- Exercise directions
Write out each entry below exactly; the images do not belong in your copy.

[Data records]

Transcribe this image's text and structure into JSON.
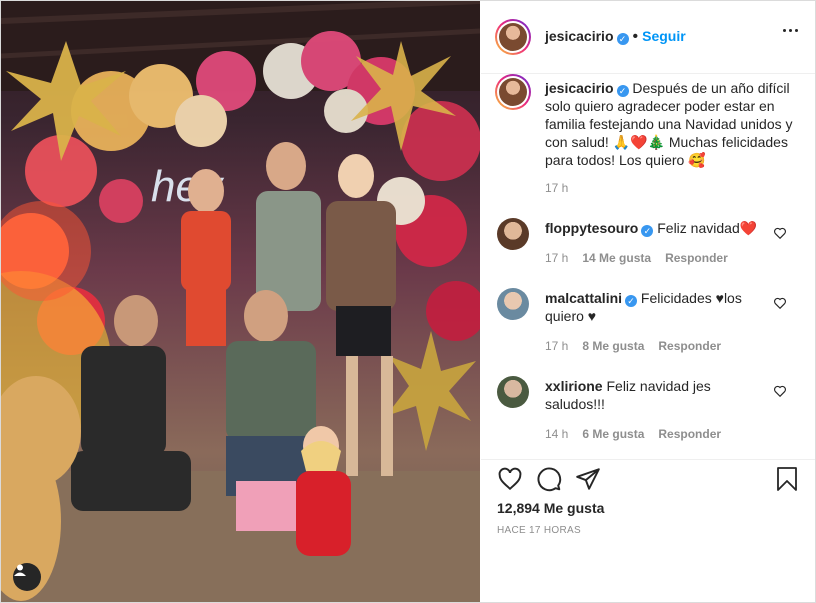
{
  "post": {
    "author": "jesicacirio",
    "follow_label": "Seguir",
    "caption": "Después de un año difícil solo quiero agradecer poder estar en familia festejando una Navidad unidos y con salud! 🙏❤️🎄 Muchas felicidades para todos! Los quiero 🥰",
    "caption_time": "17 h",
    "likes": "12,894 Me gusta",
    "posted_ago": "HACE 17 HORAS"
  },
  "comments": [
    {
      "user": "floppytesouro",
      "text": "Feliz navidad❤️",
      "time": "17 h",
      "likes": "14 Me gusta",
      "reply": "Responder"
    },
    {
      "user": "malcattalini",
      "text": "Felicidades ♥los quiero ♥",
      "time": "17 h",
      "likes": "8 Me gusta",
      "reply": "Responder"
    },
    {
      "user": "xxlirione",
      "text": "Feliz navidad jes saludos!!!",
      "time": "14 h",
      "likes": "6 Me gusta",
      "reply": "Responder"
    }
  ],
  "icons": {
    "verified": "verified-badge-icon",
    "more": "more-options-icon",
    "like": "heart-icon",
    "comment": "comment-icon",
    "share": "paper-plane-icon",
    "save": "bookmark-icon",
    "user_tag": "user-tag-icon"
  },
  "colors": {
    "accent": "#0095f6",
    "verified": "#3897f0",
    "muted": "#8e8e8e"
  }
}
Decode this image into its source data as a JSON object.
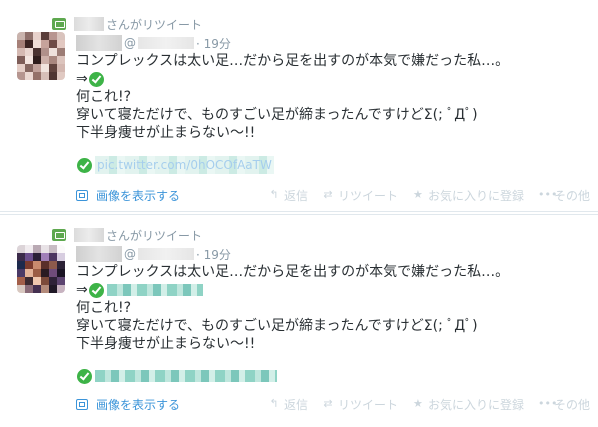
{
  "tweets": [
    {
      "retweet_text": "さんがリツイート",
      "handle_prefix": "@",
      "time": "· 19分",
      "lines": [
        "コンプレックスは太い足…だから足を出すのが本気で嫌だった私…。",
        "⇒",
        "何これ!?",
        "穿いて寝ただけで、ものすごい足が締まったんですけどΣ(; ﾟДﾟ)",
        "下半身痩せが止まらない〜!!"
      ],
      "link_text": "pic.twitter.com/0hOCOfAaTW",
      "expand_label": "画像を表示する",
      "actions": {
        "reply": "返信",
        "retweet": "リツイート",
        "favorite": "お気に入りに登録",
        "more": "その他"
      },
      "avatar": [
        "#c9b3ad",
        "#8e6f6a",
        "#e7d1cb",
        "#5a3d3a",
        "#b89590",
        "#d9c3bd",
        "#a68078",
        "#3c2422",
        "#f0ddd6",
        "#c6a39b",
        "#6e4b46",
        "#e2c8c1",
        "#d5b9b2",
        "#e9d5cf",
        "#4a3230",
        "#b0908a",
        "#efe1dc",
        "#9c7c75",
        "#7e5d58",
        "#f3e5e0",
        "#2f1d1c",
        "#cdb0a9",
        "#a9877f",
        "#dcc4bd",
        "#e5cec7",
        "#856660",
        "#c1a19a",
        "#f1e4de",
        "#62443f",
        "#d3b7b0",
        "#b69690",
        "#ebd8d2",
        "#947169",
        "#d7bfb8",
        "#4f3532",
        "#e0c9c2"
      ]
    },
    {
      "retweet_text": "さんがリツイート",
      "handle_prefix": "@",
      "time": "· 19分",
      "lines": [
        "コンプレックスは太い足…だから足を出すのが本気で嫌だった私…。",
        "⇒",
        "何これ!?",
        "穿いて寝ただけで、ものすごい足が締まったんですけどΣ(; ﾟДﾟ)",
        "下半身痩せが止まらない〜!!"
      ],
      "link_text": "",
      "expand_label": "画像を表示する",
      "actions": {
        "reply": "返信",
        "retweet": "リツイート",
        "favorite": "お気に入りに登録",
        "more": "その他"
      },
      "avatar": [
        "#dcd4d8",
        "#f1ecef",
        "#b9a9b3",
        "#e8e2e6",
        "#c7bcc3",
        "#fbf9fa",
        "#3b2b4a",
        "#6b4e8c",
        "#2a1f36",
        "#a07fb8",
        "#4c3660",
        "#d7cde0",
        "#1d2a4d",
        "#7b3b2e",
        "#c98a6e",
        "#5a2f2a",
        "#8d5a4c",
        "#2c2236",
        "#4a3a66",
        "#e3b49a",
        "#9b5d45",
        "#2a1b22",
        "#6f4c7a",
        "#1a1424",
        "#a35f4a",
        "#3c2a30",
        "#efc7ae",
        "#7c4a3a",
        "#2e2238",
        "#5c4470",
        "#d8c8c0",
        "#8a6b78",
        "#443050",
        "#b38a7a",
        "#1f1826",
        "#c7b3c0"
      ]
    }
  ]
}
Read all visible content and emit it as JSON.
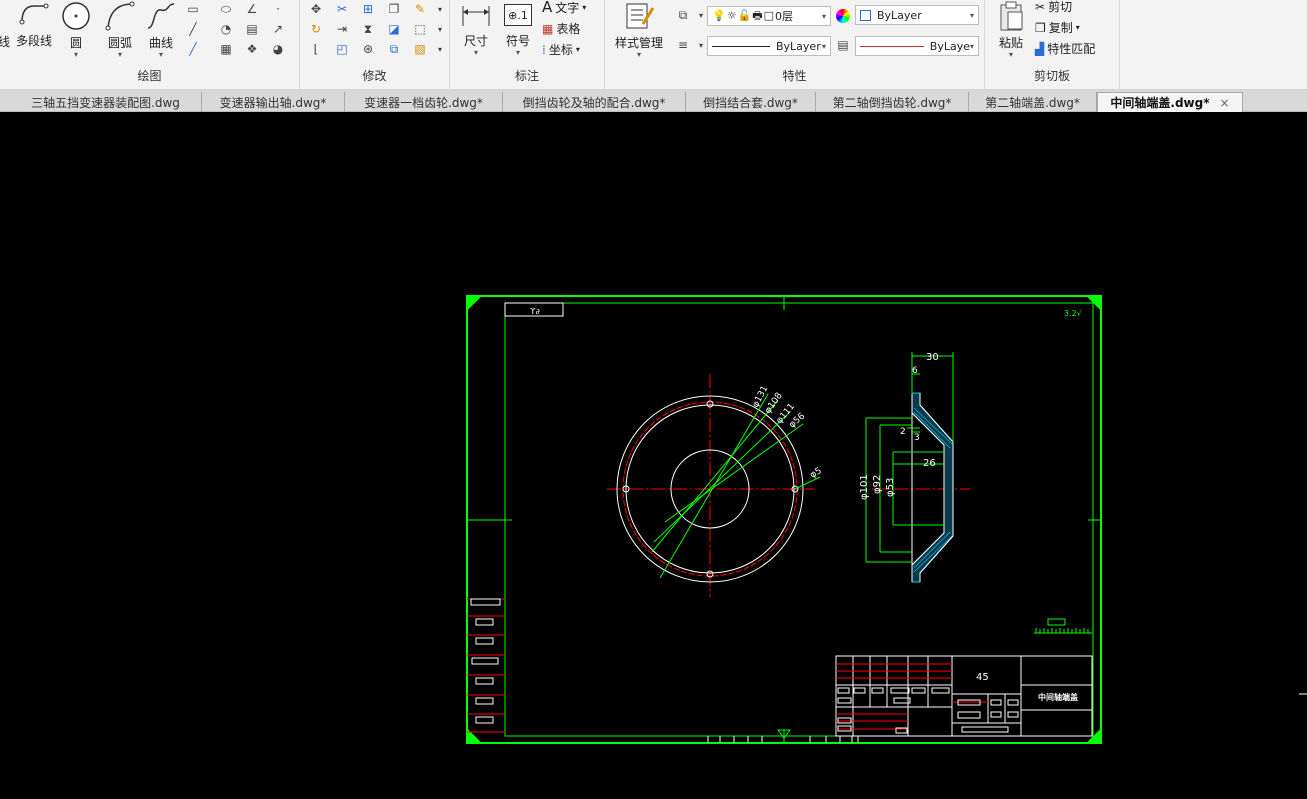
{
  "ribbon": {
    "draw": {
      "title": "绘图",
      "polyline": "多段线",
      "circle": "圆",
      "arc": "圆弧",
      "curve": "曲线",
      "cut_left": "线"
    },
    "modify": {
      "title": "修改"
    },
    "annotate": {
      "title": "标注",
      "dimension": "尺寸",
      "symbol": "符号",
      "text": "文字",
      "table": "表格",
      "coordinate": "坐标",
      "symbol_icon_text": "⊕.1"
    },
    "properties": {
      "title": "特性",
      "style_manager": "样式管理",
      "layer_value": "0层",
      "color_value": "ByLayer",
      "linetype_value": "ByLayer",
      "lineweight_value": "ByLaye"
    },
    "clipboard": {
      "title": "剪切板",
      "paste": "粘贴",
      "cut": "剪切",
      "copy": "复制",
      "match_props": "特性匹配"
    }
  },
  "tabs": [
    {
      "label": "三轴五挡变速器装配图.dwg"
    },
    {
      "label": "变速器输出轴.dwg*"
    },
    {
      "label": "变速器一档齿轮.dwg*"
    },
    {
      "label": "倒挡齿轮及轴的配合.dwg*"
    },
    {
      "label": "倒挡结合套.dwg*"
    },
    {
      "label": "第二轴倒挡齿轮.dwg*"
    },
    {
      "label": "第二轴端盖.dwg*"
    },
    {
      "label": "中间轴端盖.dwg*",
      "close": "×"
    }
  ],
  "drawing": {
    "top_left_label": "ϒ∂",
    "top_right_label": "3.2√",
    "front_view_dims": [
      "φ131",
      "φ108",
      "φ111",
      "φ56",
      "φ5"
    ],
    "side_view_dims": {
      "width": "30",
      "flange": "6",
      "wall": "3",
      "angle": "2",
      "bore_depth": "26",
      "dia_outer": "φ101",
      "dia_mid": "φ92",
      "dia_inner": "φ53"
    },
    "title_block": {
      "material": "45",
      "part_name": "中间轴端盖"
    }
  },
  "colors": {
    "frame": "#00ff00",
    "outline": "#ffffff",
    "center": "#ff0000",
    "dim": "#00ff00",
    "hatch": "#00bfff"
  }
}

- Task response
Transcribe this image's text and structure into JSON.
{
  "post": {
    "author": "jesicacirio",
    "follow_label": "Seguir",
    "caption": "Después de un año difícil solo quiero agradecer poder estar en familia festejando una Navidad unidos y con salud! 🙏❤️🎄 Muchas felicidades para todos! Los quiero 🥰",
    "caption_time": "17 h",
    "likes": "12,894 Me gusta",
    "posted_ago": "HACE 17 HORAS"
  },
  "comments": [
    {
      "user": "floppytesouro",
      "text": "Feliz navidad❤️",
      "time": "17 h",
      "likes": "14 Me gusta",
      "reply": "Responder"
    },
    {
      "user": "malcattalini",
      "text": "Felicidades ♥los quiero ♥",
      "time": "17 h",
      "likes": "8 Me gusta",
      "reply": "Responder"
    },
    {
      "user": "xxlirione",
      "text": "Feliz navidad jes saludos!!!",
      "time": "14 h",
      "likes": "6 Me gusta",
      "reply": "Responder"
    }
  ],
  "icons": {
    "verified": "verified-badge-icon",
    "more": "more-options-icon",
    "like": "heart-icon",
    "comment": "comment-icon",
    "share": "paper-plane-icon",
    "save": "bookmark-icon",
    "user_tag": "user-tag-icon"
  },
  "colors": {
    "accent": "#0095f6",
    "verified": "#3897f0",
    "muted": "#8e8e8e"
  }
}
Decode this image into its source data as a JSON object.
{
  "tweets": [
    {
      "retweet_text": "さんがリツイート",
      "handle_prefix": "@",
      "time": "· 19分",
      "lines": [
        "コンプレックスは太い足…だから足を出すのが本気で嫌だった私…。",
        "⇒",
        "何これ!?",
        "穿いて寝ただけで、ものすごい足が締まったんですけどΣ(; ﾟДﾟ)",
        "下半身痩せが止まらない〜!!"
      ],
      "link_text": "pic.twitter.com/0hOCOfAaTW",
      "expand_label": "画像を表示する",
      "actions": {
        "reply": "返信",
        "retweet": "リツイート",
        "favorite": "お気に入りに登録",
        "more": "その他"
      },
      "avatar": [
        "#c9b3ad",
        "#8e6f6a",
        "#e7d1cb",
        "#5a3d3a",
        "#b89590",
        "#d9c3bd",
        "#a68078",
        "#3c2422",
        "#f0ddd6",
        "#c6a39b",
        "#6e4b46",
        "#e2c8c1",
        "#d5b9b2",
        "#e9d5cf",
        "#4a3230",
        "#b0908a",
        "#efe1dc",
        "#9c7c75",
        "#7e5d58",
        "#f3e5e0",
        "#2f1d1c",
        "#cdb0a9",
        "#a9877f",
        "#dcc4bd",
        "#e5cec7",
        "#856660",
        "#c1a19a",
        "#f1e4de",
        "#62443f",
        "#d3b7b0",
        "#b69690",
        "#ebd8d2",
        "#947169",
        "#d7bfb8",
        "#4f3532",
        "#e0c9c2"
      ]
    },
    {
      "retweet_text": "さんがリツイート",
      "handle_prefix": "@",
      "time": "· 19分",
      "lines": [
        "コンプレックスは太い足…だから足を出すのが本気で嫌だった私…。",
        "⇒",
        "何これ!?",
        "穿いて寝ただけで、ものすごい足が締まったんですけどΣ(; ﾟДﾟ)",
        "下半身痩せが止まらない〜!!"
      ],
      "link_text": "",
      "expand_label": "画像を表示する",
      "actions": {
        "reply": "返信",
        "retweet": "リツイート",
        "favorite": "お気に入りに登録",
        "more": "その他"
      },
      "avatar": [
        "#dcd4d8",
        "#f1ecef",
        "#b9a9b3",
        "#e8e2e6",
        "#c7bcc3",
        "#fbf9fa",
        "#3b2b4a",
        "#6b4e8c",
        "#2a1f36",
        "#a07fb8",
        "#4c3660",
        "#d7cde0",
        "#1d2a4d",
        "#7b3b2e",
        "#c98a6e",
        "#5a2f2a",
        "#8d5a4c",
        "#2c2236",
        "#4a3a66",
        "#e3b49a",
        "#9b5d45",
        "#2a1b22",
        "#6f4c7a",
        "#1a1424",
        "#a35f4a",
        "#3c2a30",
        "#efc7ae",
        "#7c4a3a",
        "#2e2238",
        "#5c4470",
        "#d8c8c0",
        "#8a6b78",
        "#443050",
        "#b38a7a",
        "#1f1826",
        "#c7b3c0"
      ]
    }
  ]
}
Read all visible content and emit it as JSON.
{
  "ribbon": {
    "draw": {
      "title": "绘图",
      "polyline": "多段线",
      "circle": "圆",
      "arc": "圆弧",
      "curve": "曲线",
      "cut_left": "线"
    },
    "modify": {
      "title": "修改"
    },
    "annotate": {
      "title": "标注",
      "dimension": "尺寸",
      "symbol": "符号",
      "text": "文字",
      "table": "表格",
      "coordinate": "坐标",
      "symbol_icon_text": "⊕.1"
    },
    "properties": {
      "title": "特性",
      "style_manager": "样式管理",
      "layer_value": "0层",
      "color_value": "ByLayer",
      "linetype_value": "ByLayer",
      "lineweight_value": "ByLaye"
    },
    "clipboard": {
      "title": "剪切板",
      "paste": "粘贴",
      "cut": "剪切",
      "copy": "复制",
      "match_props": "特性匹配"
    }
  },
  "tabs": [
    {
      "label": "三轴五挡变速器装配图.dwg"
    },
    {
      "label": "变速器输出轴.dwg*"
    },
    {
      "label": "变速器一档齿轮.dwg*"
    },
    {
      "label": "倒挡齿轮及轴的配合.dwg*"
    },
    {
      "label": "倒挡结合套.dwg*"
    },
    {
      "label": "第二轴倒挡齿轮.dwg*"
    },
    {
      "label": "第二轴端盖.dwg*"
    },
    {
      "label": "中间轴端盖.dwg*",
      "close": "×"
    }
  ],
  "drawing": {
    "top_left_label": "ϒ∂",
    "top_right_label": "3.2√",
    "front_view_dims": [
      "φ131",
      "φ108",
      "φ111",
      "φ56",
      "φ5"
    ],
    "side_view_dims": {
      "width": "30",
      "flange": "6",
      "wall": "3",
      "angle": "2",
      "bore_depth": "26",
      "dia_outer": "φ101",
      "dia_mid": "φ92",
      "dia_inner": "φ53"
    },
    "title_block": {
      "material": "45",
      "part_name": "中间轴端盖"
    }
  },
  "colors": {
    "frame": "#00ff00",
    "outline": "#ffffff",
    "center": "#ff0000",
    "dim": "#00ff00",
    "hatch": "#00bfff"
  }
}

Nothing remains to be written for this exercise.